Regarding the murder trial that has dominated our local print and broadcast news, a reporter writes in the local newspaper, "[J]urors will be asked to answer two questions: Is [the defendant] a continuing threat to society? And are there any mitigating circumstances that warrant sparing his life?"
The headline over the article read "Guilty of Murder." That was contested by neither the defense nor the news. We knew that, thank you. Guilt has never been the question in this trial. The case has been built around the final outcome and ultimate sentencing of one who admitted to committing murder.
Mitigating circumstances? I've read carefully the articles covering the trial and the unwarranted deaths of two beautiful young adults. The defense has worked deliberately to set the stage to suggest that there are indeed mitigating circumstances that would eliminate the death penalty as an option. Their success will mean life in prison with no parole. The prosecution, on the other hand, delivered to the jury an equally compelling argument that no circumstances would warrant anything other than capital punishment.
And now twelve people will weigh that question of "mitigating circumstances" within the boundaries of Texas law and, in a short time, render a decision.
But what if capital punishment was not an option? What if the death penalty was not on the table?
In such a case, where guilt was confessed and "easily" proven, there would have been fewer days in the court and a concise judgment rendered, followed by an equally decisive punishment. I can only assume that what this trial is really about is the death penalty.
I can't help myself; it is the "Christian" in me, so maybe you will forgive me my opinion, but I do not believe that capital punishment belongs in our world. I believe we are all measured not by mitigating circumstances but by grace.
Could you imagine, as each of us faced the jurors of eternity, if we had to come up with our list of mitigating circumstances? "You see, God, that dump-truck full of sin that I committed on those given days were actions and decisions that were influenced by mitigating circumstances. I'm sure you will understand."
When standing before the judgment throne, will any circumstance ever exist that warrants my ultimate forgiveness, or will I be saved by grace alone? And if I conclude that I am saved by grace alone, then how can I knowingly participate in any action that would deny another, no matter how guilty or vile, that same measure of grace?
Victims are compelling, especially those left behind in grief. We are right to scream for justice on their behalf. I would want the rafters to explode with the demands of justice if it were my children. There is no more precious altar in my life. But even my love for them cannot overshadow God's love for me or God's love for the one who commits the crime.

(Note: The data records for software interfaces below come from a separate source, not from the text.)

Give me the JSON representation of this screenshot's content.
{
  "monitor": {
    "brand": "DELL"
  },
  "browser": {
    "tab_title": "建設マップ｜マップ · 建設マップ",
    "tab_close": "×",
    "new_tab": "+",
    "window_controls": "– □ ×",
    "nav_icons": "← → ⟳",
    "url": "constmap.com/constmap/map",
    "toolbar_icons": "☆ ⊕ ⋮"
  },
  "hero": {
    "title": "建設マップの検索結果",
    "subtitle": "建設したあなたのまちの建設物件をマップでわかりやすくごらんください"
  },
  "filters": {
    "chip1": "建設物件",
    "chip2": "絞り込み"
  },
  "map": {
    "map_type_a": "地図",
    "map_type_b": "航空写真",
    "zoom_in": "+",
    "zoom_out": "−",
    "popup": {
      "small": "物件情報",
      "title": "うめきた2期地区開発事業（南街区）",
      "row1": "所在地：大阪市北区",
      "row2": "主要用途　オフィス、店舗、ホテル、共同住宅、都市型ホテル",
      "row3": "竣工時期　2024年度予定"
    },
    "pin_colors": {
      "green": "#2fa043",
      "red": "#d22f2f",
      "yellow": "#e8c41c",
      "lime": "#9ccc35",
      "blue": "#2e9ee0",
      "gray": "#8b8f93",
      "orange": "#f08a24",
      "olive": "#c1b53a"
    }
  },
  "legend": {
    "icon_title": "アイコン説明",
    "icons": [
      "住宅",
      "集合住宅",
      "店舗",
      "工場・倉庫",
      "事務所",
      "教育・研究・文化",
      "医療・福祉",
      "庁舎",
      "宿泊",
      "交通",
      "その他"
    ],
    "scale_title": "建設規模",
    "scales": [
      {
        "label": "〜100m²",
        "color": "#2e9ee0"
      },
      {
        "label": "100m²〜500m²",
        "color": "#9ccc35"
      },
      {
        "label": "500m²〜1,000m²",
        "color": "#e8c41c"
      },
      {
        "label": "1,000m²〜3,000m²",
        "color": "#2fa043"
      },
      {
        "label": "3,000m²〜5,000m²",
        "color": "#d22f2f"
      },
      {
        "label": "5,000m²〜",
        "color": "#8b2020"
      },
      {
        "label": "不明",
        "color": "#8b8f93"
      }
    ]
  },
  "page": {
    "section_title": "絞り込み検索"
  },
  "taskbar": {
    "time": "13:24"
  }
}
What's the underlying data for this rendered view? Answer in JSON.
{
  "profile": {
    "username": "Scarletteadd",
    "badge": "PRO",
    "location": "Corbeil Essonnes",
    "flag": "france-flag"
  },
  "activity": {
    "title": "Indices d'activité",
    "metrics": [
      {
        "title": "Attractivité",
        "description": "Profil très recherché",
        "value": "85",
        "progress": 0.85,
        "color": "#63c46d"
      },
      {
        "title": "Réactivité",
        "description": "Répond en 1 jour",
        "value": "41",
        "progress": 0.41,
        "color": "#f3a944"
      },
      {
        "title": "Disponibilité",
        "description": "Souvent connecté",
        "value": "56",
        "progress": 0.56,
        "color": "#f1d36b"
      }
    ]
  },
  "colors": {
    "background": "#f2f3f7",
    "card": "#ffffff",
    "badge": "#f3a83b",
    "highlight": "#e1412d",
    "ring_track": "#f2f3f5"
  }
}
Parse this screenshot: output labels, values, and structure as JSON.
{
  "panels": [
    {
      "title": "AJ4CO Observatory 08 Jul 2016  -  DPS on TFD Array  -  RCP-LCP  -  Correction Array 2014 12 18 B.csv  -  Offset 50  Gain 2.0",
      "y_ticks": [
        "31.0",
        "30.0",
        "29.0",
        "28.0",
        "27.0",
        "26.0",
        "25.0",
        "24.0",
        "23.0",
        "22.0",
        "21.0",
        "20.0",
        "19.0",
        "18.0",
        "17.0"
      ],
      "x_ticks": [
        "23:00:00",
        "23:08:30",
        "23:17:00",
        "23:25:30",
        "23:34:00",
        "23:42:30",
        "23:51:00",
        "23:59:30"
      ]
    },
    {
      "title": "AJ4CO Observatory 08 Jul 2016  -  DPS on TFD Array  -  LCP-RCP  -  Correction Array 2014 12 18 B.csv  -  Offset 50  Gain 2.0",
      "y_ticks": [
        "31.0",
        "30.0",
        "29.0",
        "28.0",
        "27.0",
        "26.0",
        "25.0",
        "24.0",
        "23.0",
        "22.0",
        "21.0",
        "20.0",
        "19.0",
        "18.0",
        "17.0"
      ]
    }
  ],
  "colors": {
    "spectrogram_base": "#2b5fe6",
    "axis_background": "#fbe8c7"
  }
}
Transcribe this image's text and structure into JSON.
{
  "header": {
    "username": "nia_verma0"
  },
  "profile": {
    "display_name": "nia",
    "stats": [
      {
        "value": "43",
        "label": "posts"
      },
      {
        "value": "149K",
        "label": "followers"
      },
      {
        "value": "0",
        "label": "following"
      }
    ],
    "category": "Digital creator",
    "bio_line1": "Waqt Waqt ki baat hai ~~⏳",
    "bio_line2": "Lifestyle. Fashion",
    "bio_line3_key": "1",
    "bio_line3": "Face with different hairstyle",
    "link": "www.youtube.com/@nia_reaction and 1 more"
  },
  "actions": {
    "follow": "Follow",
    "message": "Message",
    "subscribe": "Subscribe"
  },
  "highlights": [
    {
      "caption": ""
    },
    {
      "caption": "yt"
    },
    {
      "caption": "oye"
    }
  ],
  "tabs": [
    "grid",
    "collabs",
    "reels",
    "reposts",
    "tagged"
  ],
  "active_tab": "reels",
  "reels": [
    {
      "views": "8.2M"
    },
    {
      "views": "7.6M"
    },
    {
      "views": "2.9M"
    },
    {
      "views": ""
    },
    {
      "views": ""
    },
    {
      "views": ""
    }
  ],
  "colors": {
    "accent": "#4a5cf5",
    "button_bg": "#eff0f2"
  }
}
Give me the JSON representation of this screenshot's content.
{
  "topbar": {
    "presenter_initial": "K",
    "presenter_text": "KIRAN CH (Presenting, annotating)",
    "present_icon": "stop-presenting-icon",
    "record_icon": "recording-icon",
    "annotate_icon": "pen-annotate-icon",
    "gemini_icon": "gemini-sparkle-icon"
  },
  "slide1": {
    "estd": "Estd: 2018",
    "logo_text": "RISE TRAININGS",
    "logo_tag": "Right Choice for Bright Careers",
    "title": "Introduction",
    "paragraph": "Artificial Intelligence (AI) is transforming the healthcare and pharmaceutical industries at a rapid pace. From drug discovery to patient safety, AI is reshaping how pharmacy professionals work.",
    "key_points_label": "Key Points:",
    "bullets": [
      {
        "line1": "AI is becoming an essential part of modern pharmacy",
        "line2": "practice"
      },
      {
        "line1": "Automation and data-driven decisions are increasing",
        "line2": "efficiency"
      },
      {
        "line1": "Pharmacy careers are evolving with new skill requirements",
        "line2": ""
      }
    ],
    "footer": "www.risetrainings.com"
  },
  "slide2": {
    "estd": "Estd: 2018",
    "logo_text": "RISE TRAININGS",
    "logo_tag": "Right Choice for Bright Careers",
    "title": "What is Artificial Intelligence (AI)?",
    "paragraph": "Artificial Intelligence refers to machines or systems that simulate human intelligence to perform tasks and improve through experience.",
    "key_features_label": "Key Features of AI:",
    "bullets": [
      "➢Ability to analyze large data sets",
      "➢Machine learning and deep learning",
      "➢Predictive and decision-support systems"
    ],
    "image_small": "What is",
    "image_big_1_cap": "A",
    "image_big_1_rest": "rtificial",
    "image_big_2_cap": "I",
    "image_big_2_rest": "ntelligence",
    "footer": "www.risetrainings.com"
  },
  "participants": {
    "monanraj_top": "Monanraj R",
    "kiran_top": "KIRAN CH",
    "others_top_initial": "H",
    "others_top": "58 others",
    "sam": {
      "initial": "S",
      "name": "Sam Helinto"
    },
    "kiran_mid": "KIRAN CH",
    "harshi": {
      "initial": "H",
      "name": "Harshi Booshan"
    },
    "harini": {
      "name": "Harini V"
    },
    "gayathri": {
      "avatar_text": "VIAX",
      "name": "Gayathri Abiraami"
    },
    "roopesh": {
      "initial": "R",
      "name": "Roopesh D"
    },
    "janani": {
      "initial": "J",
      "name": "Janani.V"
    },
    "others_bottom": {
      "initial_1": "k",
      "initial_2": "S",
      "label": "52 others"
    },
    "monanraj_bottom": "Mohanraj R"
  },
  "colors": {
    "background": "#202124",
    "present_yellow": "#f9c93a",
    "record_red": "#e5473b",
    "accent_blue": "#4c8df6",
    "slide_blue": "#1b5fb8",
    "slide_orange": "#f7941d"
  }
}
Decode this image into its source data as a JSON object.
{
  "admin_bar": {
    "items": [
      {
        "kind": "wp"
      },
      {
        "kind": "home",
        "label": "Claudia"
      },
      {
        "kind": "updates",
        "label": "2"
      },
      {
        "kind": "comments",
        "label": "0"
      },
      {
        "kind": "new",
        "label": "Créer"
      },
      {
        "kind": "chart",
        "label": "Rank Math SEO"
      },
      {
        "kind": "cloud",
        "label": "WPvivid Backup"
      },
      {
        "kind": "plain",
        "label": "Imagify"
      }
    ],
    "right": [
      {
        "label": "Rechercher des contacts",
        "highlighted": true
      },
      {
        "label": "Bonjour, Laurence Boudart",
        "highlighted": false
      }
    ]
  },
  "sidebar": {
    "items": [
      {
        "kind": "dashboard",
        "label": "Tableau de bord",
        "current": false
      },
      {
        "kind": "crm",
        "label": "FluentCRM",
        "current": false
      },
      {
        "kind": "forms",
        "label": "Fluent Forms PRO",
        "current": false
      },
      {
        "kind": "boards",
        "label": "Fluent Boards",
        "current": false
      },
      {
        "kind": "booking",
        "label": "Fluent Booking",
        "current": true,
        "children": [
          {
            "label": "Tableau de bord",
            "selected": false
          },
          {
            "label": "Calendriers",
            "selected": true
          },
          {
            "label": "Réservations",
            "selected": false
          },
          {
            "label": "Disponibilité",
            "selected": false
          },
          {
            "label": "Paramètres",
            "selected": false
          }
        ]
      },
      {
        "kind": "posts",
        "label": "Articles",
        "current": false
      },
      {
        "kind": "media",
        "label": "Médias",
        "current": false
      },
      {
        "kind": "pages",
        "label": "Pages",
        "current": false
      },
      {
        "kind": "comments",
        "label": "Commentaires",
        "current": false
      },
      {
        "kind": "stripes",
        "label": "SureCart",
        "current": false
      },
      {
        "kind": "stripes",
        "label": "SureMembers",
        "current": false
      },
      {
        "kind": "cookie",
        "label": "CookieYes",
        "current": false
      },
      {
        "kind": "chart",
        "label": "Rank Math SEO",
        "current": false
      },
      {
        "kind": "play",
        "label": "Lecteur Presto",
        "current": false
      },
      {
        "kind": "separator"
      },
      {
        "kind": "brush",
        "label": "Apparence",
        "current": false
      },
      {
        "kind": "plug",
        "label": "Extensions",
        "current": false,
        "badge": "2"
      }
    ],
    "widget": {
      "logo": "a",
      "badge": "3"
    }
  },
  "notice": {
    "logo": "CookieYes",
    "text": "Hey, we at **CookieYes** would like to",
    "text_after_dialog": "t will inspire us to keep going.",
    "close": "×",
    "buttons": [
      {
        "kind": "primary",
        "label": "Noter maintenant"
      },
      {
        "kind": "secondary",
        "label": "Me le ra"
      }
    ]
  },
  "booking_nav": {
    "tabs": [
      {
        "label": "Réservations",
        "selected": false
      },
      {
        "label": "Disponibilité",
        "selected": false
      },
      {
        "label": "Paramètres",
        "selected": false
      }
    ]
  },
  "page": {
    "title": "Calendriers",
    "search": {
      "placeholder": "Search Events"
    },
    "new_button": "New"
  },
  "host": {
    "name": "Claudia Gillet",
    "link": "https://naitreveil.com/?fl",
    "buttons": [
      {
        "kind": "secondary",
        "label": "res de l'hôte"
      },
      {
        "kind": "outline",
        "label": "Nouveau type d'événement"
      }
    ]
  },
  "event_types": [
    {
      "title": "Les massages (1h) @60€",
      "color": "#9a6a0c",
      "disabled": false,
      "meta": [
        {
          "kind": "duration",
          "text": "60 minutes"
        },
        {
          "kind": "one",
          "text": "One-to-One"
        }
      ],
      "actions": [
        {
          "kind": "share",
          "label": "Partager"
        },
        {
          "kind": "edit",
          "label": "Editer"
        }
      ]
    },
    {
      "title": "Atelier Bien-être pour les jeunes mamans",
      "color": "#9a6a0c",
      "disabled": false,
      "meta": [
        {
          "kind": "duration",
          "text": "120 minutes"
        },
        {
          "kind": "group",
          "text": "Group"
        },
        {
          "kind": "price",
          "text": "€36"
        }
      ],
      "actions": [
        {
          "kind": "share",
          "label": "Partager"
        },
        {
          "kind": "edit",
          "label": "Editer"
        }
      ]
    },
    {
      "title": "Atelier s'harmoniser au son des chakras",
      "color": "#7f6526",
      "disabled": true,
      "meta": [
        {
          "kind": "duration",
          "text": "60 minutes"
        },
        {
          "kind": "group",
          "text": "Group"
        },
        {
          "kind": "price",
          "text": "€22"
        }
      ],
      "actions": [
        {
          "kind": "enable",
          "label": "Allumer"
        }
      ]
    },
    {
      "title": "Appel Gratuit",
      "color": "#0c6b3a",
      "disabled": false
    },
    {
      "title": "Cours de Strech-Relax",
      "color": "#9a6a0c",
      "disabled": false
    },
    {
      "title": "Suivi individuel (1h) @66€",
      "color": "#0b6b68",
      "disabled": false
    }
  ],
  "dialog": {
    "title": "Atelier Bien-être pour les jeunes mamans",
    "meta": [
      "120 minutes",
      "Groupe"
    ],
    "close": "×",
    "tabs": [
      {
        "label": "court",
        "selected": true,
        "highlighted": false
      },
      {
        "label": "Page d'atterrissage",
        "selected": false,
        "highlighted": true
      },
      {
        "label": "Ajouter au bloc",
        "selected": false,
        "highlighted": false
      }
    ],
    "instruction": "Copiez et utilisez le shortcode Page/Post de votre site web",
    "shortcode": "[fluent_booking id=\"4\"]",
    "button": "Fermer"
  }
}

And as much as I wish I could persuade God to deny his love to people that kill other people, I cannot. My pain and suffering can never outweigh God's desires or neutralize God's ultimate will portrayed through the atonement. The cross is still the cross.
The arguments of "crime determent" and "continuing threat to society" are masked justifications for a human response to justice, not a divine one. Assuaged by opinion polls and election viability, our state legislators and governor defend capital punishment as a just and moral response.
Thankfully for all humanity, God is not so easily persuaded.
And as we continue to slosh our way through a proverbial "dark age" of understanding and humanity in Texas with regards to our passion for the death penalty, all the mitigating circumstances of our lives will never be able to convince this God of grace otherwise.